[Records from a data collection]

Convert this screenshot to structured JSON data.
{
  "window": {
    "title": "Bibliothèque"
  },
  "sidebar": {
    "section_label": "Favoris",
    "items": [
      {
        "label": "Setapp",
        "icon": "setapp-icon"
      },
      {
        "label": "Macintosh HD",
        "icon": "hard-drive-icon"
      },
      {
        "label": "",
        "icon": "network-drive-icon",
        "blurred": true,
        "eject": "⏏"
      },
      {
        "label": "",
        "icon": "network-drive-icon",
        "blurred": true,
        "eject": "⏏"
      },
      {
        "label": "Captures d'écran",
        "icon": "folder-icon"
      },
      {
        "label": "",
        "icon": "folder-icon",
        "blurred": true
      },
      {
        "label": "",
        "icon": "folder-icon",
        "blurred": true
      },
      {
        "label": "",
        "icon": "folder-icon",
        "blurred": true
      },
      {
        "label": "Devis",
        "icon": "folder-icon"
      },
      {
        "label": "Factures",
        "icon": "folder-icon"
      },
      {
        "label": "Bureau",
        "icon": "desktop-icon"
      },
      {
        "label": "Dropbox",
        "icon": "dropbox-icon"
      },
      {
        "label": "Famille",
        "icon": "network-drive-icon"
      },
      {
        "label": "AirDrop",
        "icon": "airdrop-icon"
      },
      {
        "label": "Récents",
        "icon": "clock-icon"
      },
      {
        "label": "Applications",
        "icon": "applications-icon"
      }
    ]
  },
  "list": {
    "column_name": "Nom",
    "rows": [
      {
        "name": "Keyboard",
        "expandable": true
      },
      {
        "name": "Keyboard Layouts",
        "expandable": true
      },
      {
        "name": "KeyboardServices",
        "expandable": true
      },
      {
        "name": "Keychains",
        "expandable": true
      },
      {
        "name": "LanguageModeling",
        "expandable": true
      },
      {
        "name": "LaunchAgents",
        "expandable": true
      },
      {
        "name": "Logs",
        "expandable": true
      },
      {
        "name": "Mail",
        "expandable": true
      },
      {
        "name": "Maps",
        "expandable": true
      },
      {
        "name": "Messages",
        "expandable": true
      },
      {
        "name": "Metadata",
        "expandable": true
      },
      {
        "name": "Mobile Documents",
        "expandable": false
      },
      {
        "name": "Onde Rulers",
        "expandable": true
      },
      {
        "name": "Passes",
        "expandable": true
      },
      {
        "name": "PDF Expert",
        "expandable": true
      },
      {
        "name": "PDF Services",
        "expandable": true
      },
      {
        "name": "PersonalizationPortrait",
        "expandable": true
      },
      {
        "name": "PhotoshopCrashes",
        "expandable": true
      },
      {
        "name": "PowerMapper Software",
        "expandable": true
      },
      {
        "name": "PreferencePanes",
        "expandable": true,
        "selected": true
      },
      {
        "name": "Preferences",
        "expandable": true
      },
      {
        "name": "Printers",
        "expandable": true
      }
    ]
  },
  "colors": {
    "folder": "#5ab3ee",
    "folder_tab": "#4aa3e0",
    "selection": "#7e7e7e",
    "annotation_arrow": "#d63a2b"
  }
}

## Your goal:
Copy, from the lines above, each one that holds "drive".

## Solution to this exercise:
        "icon": "hard-drive-icon"
        "icon": "network-drive-icon",
        "icon": "network-drive-icon",
        "icon": "network-drive-icon"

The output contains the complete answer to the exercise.